Mom moved with a purpose, choosing our apartment on Edwards Street specifically for my education. The following autumn I started kindergarten at the local public school, Worthington Hooker, where I met kids from the East Rock neighborhood, France, and Nigeria, many of whom were children whose parents studied or taught at Yale. Years later I learned the implications of ‘diversity;’ until then the cultural and socioeconomic tapestries were just natural parts of our classroom. Even as an adopted Chinese child of non-Yale-affiliates, I could not have felt more at home.
I graduated from middle school in 2009 and went on to enroll at both Wilbur Cross High School and the Educational Center for the Arts. In many ways, life stayed the same: I kept up with my violin lessons and assisted with the ‘instrument petting zoos’ at the Neighborhood Music School, continued to volunteer for the Peabody Museum’s public education events, and wore a permanent path down Orange Street. I spent my mornings taking classes at Cross and afternoons studying composition and performance with the Music Department at ECA.
But as the year progressed, I came to believe that I could do more with my community — both in New Haven and in the classroom — were I to attend Cross full-time. It was tough to leave my friends and teachers at ECA, but I knew that the choice was right for me. In the years following, I spent lunch periods with my math teachers and evenings volunteering with New Haven Reads, forgoing the high school social scene for long hours practicing violin. I knew I wasn’t cool, but I was content.
Fast-forward a few years to the summer before my senior year of high school, when it was equally plausible that I would be either knee-deep in a salt marsh with my Peabody summer campers or poring over college admission guidebooks. I was very anxious about the start of my final year at Cross, and even more so about the years following. While my parents had been (and are, to this day) incredibly involved in my education, they were also unfamiliar with the byzantine system of entrance exams, supplemental essays, and résumé-curation. But I was fortunate enough to have gained the support of multiple teachers and mentors around New Haven — from my Cross teachers to music instructors to a handful of Yale students — who supplemented my family’s support.

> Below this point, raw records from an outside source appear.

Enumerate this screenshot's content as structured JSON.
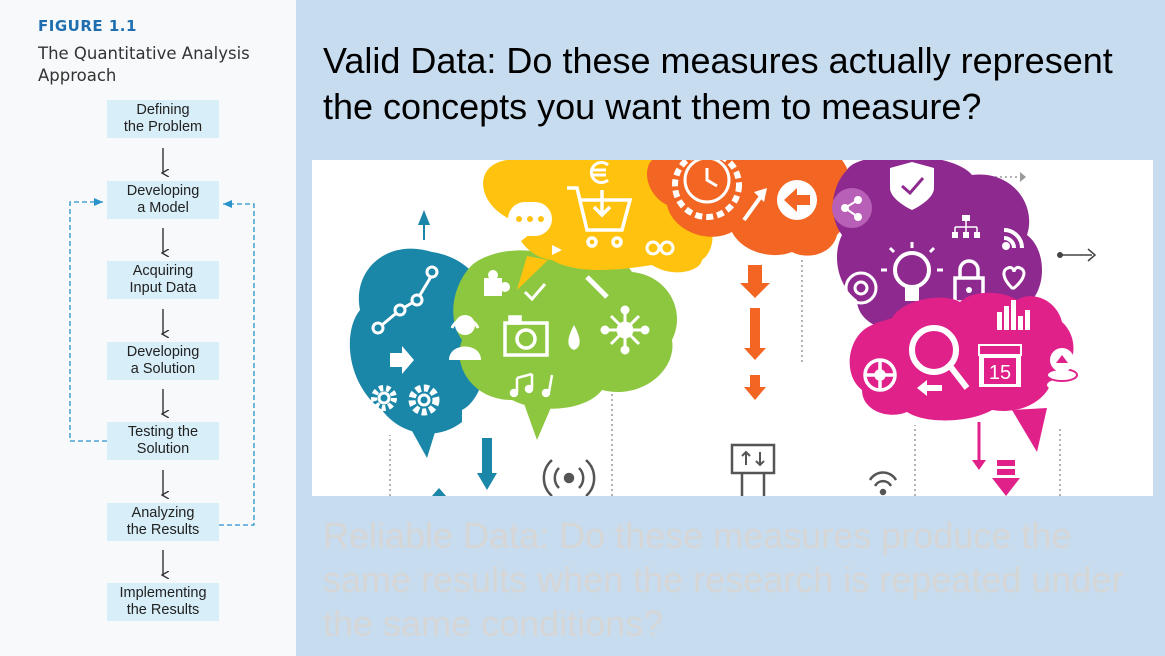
{
  "figure": {
    "label": "FIGURE 1.1",
    "title": "The Quantitative Analysis Approach",
    "steps": [
      "Defining\nthe Problem",
      "Developing\na Model",
      "Acquiring\nInput Data",
      "Developing\na Solution",
      "Testing the\nSolution",
      "Analyzing\nthe Results",
      "Implementing\nthe Results"
    ]
  },
  "slide": {
    "valid_heading": "Valid Data: Do these measures actually represent the concepts you want them to measure?",
    "reliable_text": "Reliable Data: Do these measures produce the same results when the research is repeated under the same conditions?"
  },
  "infographic": {
    "calendar_day": "15",
    "icons": [
      "share-icon",
      "euro-icon",
      "shopping-cart-icon",
      "chat-icon",
      "clock-icon",
      "gear-icon",
      "back-arrow-icon",
      "shield-check-icon",
      "network-icon",
      "wifi-icon",
      "lightbulb-icon",
      "at-icon",
      "padlock-icon",
      "heart-icon",
      "bar-chart-icon",
      "magnifier-icon",
      "calendar-icon",
      "upload-coins-icon",
      "camera-icon",
      "headset-user-icon",
      "puzzle-icon",
      "wrench-icon",
      "music-icon",
      "molecule-icon",
      "broadcast-icon"
    ],
    "colors": {
      "teal": "#1a86a8",
      "green": "#8dc63f",
      "yellow": "#ffc20e",
      "orange": "#f26522",
      "purple": "#8e2a8f",
      "magenta": "#e0218a",
      "arrow": "#1a86a8"
    }
  }
}
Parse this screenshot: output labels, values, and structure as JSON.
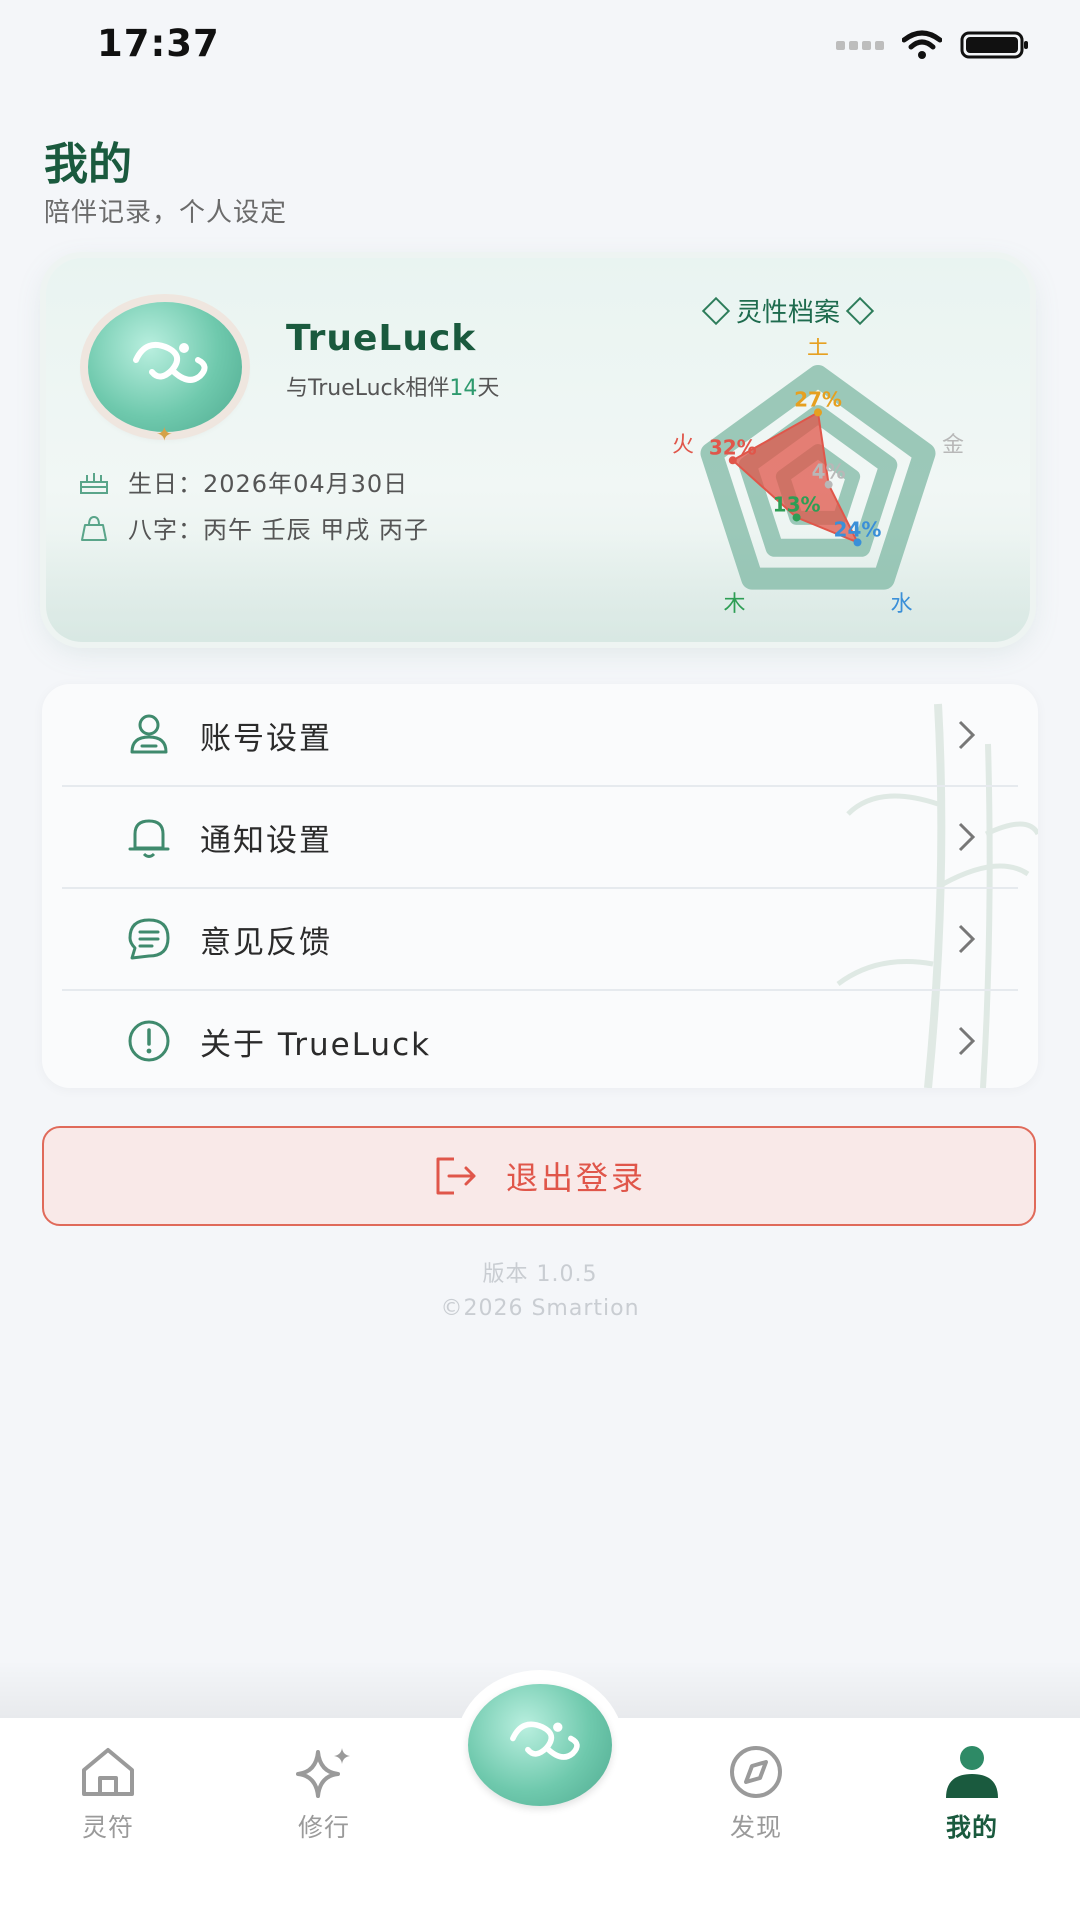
{
  "status_bar": {
    "time": "17:37"
  },
  "header": {
    "title": "我的",
    "subtitle": "陪伴记录，个人设定"
  },
  "profile": {
    "name": "TrueLuck",
    "companion_prefix": "与TrueLuck相伴",
    "companion_days": "14",
    "companion_suffix": "天",
    "birthday_label": "生日：",
    "birthday_value": "2026年04月30日",
    "bazi_label": "八字：",
    "bazi_value": "丙午 壬辰 甲戌 丙子",
    "badge": "灵性档案"
  },
  "chart_data": {
    "type": "radar",
    "axes": [
      "土",
      "金",
      "水",
      "木",
      "火"
    ],
    "values": [
      27,
      4,
      24,
      13,
      32
    ],
    "value_labels": [
      "27%",
      "4%",
      "24%",
      "13%",
      "32%"
    ],
    "axis_colors": [
      "#e6a020",
      "#b8b8b8",
      "#3a8fd8",
      "#2e9e55",
      "#e0564a"
    ],
    "max": 40
  },
  "menu": {
    "items": [
      {
        "label": "账号设置",
        "icon": "user-icon"
      },
      {
        "label": "通知设置",
        "icon": "bell-icon"
      },
      {
        "label": "意见反馈",
        "icon": "chat-icon"
      },
      {
        "label": "关于 TrueLuck",
        "icon": "info-icon"
      }
    ]
  },
  "logout": {
    "label": "退出登录"
  },
  "footer": {
    "version": "版本 1.0.5",
    "copyright": "©2026 Smartion"
  },
  "tabbar": {
    "tabs": [
      {
        "label": "灵符",
        "icon": "home-icon"
      },
      {
        "label": "修行",
        "icon": "sparkle-icon"
      },
      {
        "label": "发现",
        "icon": "compass-icon"
      },
      {
        "label": "我的",
        "icon": "person-icon"
      }
    ],
    "active": "我的"
  },
  "colors": {
    "accent": "#1a5a3e",
    "logout": "#e0564a"
  }
}
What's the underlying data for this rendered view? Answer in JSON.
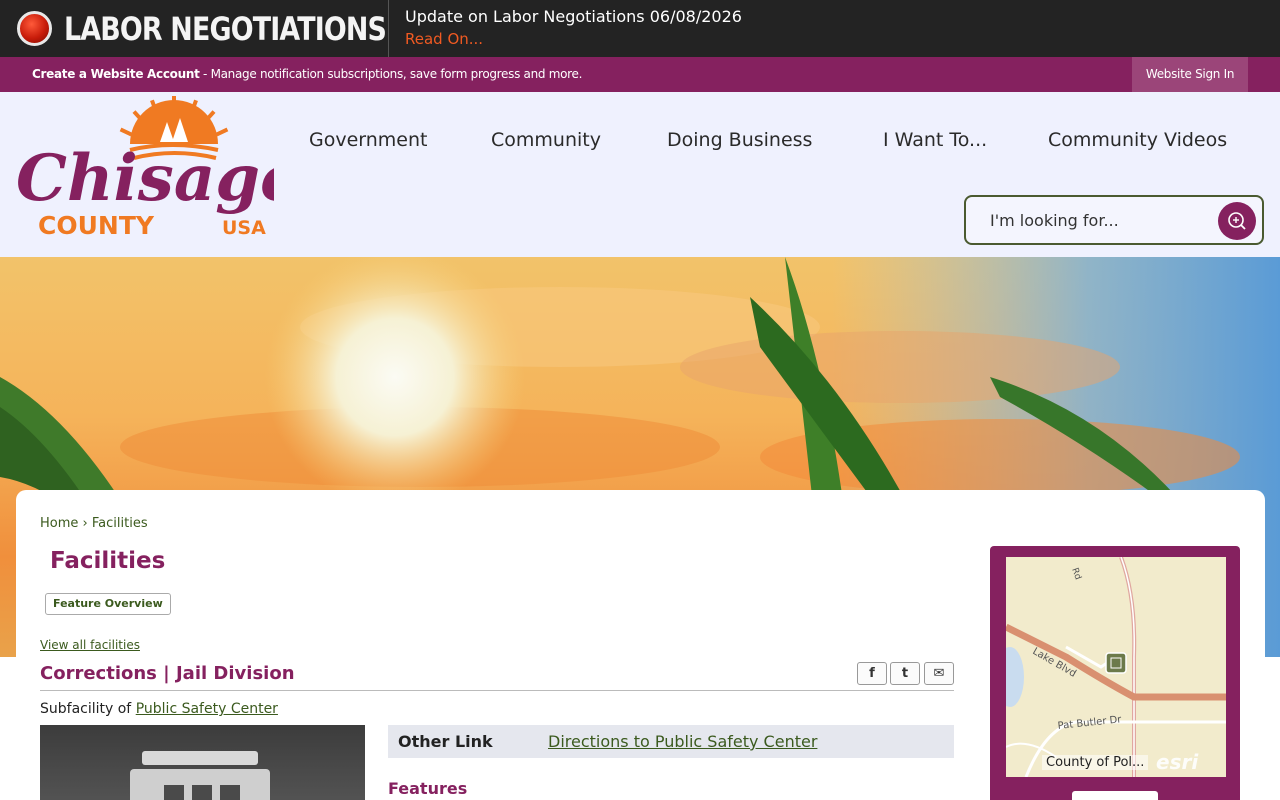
{
  "alert": {
    "title": "LABOR NEGOTIATIONS",
    "message": "Update on Labor Negotiations 06/08/2026",
    "link": "Read On..."
  },
  "account_bar": {
    "create_label": "Create a Website Account",
    "description": " - Manage notification subscriptions, save form progress and more.",
    "signin": "Website Sign In"
  },
  "logo": {
    "name": "Chisago",
    "county": "COUNTY",
    "country": "USA"
  },
  "nav": {
    "items": [
      "Government",
      "Community",
      "Doing Business",
      "I Want To...",
      "Community Videos"
    ]
  },
  "search": {
    "placeholder": "I'm looking for..."
  },
  "breadcrumb": {
    "home": "Home",
    "separator": "›",
    "current": "Facilities"
  },
  "page": {
    "title": "Facilities",
    "feature_overview": "Feature Overview",
    "view_all": "View all facilities",
    "facility_name": "Corrections | Jail Division",
    "subfacility_prefix": "Subfacility of ",
    "subfacility_link": "Public Safety Center",
    "other_link_label": "Other Link",
    "other_link_value": "Directions to Public Safety Center",
    "features_heading": "Features"
  },
  "share": {
    "facebook": "f",
    "twitter": "t",
    "email": "✉"
  },
  "map": {
    "road_1": "Lake Blvd",
    "road_2": "Pat Butler Dr",
    "road_3": "Rd",
    "attribution": "County of Pol...",
    "provider": "esri"
  },
  "colors": {
    "brand": "#85215f",
    "accent": "#f05a22",
    "link": "#3b5a1e"
  }
}
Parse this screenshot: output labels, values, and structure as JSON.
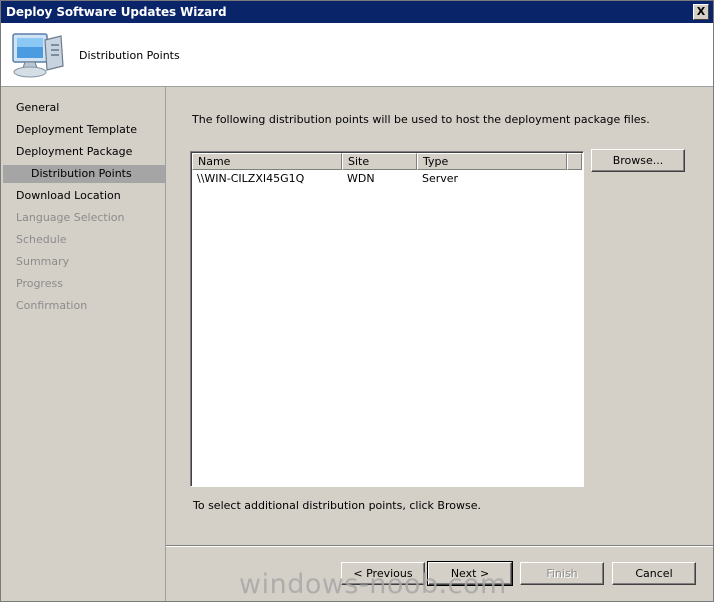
{
  "window": {
    "title": "Deploy Software Updates Wizard",
    "close_label": "X"
  },
  "header": {
    "title": "Distribution Points",
    "icon": "computer-icon"
  },
  "sidebar": {
    "items": [
      {
        "label": "General",
        "state": "normal"
      },
      {
        "label": "Deployment Template",
        "state": "normal"
      },
      {
        "label": "Deployment Package",
        "state": "normal"
      },
      {
        "label": "Distribution Points",
        "state": "active"
      },
      {
        "label": "Download Location",
        "state": "normal"
      },
      {
        "label": "Language Selection",
        "state": "disabled"
      },
      {
        "label": "Schedule",
        "state": "disabled"
      },
      {
        "label": "Summary",
        "state": "disabled"
      },
      {
        "label": "Progress",
        "state": "disabled"
      },
      {
        "label": "Confirmation",
        "state": "disabled"
      }
    ]
  },
  "main": {
    "intro": "The following distribution points will be used to host the deployment package files.",
    "columns": [
      "Name",
      "Site",
      "Type"
    ],
    "rows": [
      {
        "name": "\\\\WIN-CILZXI45G1Q",
        "site": "WDN",
        "type": "Server"
      }
    ],
    "browse_label": "Browse...",
    "footnote": "To select additional distribution points, click Browse."
  },
  "buttons": {
    "previous": "< Previous",
    "next": "Next >",
    "finish": "Finish",
    "cancel": "Cancel"
  },
  "watermark": "windows-noob.com"
}
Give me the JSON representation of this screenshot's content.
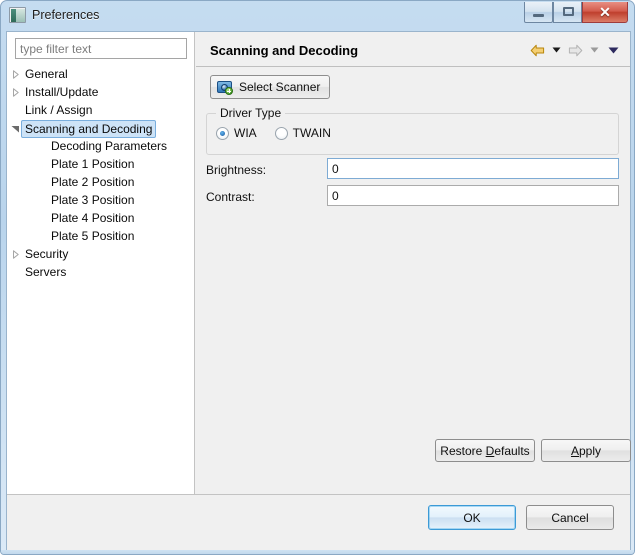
{
  "window": {
    "title": "Preferences",
    "icon": "preferences-window-icon",
    "controls": {
      "minimize": "minimize-icon",
      "maximize": "restore-icon",
      "close_label": "✕"
    }
  },
  "sidebar": {
    "filter": {
      "placeholder": "type filter text",
      "value": ""
    },
    "items": [
      {
        "label": "General",
        "indent": 0,
        "twisty": "collapsed",
        "selected": false
      },
      {
        "label": "Install/Update",
        "indent": 0,
        "twisty": "collapsed",
        "selected": false
      },
      {
        "label": "Link / Assign",
        "indent": 0,
        "twisty": "none",
        "selected": false
      },
      {
        "label": "Scanning and Decoding",
        "indent": 0,
        "twisty": "expanded",
        "selected": true
      },
      {
        "label": "Decoding Parameters",
        "indent": 1,
        "twisty": "none",
        "selected": false
      },
      {
        "label": "Plate 1 Position",
        "indent": 1,
        "twisty": "none",
        "selected": false
      },
      {
        "label": "Plate 2 Position",
        "indent": 1,
        "twisty": "none",
        "selected": false
      },
      {
        "label": "Plate 3 Position",
        "indent": 1,
        "twisty": "none",
        "selected": false
      },
      {
        "label": "Plate 4 Position",
        "indent": 1,
        "twisty": "none",
        "selected": false
      },
      {
        "label": "Plate 5 Position",
        "indent": 1,
        "twisty": "none",
        "selected": false
      },
      {
        "label": "Security",
        "indent": 0,
        "twisty": "collapsed",
        "selected": false
      },
      {
        "label": "Servers",
        "indent": 0,
        "twisty": "none",
        "selected": false
      }
    ]
  },
  "page": {
    "title": "Scanning and Decoding",
    "nav": {
      "back_icon": "back-arrow-icon",
      "back_menu_icon": "chevron-down-icon",
      "forward_icon": "forward-arrow-icon",
      "forward_menu_icon": "chevron-down-icon",
      "view_menu_icon": "chevron-down-icon"
    },
    "select_scanner": {
      "label": "Select Scanner",
      "icon": "scanner-camera-add-icon"
    },
    "driver_group": {
      "legend": "Driver Type",
      "options": [
        {
          "label": "WIA",
          "selected": true
        },
        {
          "label": "TWAIN",
          "selected": false
        }
      ]
    },
    "fields": [
      {
        "label": "Brightness:",
        "value": "0"
      },
      {
        "label": "Contrast:",
        "value": "0"
      }
    ],
    "restore_defaults": {
      "prefix": "Restore ",
      "mnemonic": "D",
      "suffix": "efaults"
    },
    "apply": {
      "prefix": "",
      "mnemonic": "A",
      "suffix": "pply"
    }
  },
  "footer": {
    "ok_label": "OK",
    "cancel_label": "Cancel"
  },
  "colors": {
    "accent_selection": "#cde3f7",
    "selection_border": "#7aaedd",
    "back_arrow": "#e8b33c",
    "forward_arrow_disabled": "#d6d6d6",
    "close_button": "#bf3f2d",
    "default_button_border": "#3c9ad6",
    "panel_background": "#f0f0f0",
    "list_background": "#ffffff"
  }
}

In April 2013, I found myself strutting around Old Campus as a newly-enrolled ‘pre-frosh,’ an overzealous high school senior who had accepted an invitation to join Yale’s undergraduate body. I tried my best not to look like a confused newcomer, preferring to stick with the ‘townies’ who knew their way around downtown. It was exhilarating to be part of a school that would eventually allow me to take classes in Russian literature and democratization theory, work with professors on issues of criminal justice, and literally send me around the world — back to China, even. I took full advantage of the opportunities to explore my personal identity and serve my peers by working with the Asian American Cultural Center, the Yale Alumni Magazine and the Yale International Visiting Students Program. I stayed in close touch with the other Promise Scholars by serving as one of the founding Promise Ambassador in my sophomore year and proudly telling anyone who asked that, yes, this city has always been my home.
Having recently graduated from college, I now work with the Yale Program on Financial Stability’s New Bagehot Project, an online platform for the collection, analysis, and publication of literature on systemic risk, with particular focus on the Global Financial Crisis of 2007-2009. Together with a team of seven other Research Associates, I am chiefly responsible for researching and writing case studies on specific interventions implemented by federal governments in response.
Academics aside, I now live closer to my childhood apartment than I did while an undergrad, a fact that delights my parents and at times makes me wonder whether I’ll ever leave the neighborhood. And although I often feel the need to get out and explore, I have no plans to stay away for long.
Lily Engbith — a 2017 graduate of Yale University — is a Research Associate in the Yale Program on Financial Stability at the university’s School of Management.